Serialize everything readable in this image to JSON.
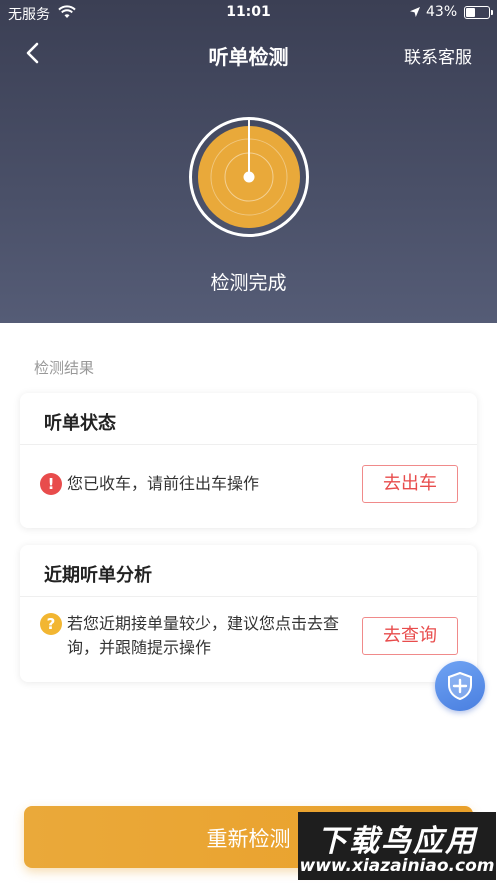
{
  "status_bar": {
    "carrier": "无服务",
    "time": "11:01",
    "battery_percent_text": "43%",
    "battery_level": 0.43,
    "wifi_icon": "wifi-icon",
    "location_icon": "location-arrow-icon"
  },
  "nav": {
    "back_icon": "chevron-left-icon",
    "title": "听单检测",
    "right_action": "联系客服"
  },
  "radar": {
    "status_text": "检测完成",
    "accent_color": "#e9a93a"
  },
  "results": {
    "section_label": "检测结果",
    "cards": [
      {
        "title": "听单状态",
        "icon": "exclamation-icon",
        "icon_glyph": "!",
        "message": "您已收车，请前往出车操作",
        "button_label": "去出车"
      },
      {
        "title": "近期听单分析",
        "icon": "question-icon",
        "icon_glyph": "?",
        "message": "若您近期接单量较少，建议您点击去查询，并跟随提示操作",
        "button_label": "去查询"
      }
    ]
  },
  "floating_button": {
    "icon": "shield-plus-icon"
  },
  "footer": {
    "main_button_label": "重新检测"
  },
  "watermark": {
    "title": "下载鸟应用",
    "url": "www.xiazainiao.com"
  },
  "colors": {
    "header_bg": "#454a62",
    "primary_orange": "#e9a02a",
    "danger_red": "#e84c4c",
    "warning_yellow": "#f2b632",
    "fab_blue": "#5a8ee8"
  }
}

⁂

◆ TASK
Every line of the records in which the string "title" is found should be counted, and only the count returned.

◆ REPLY
4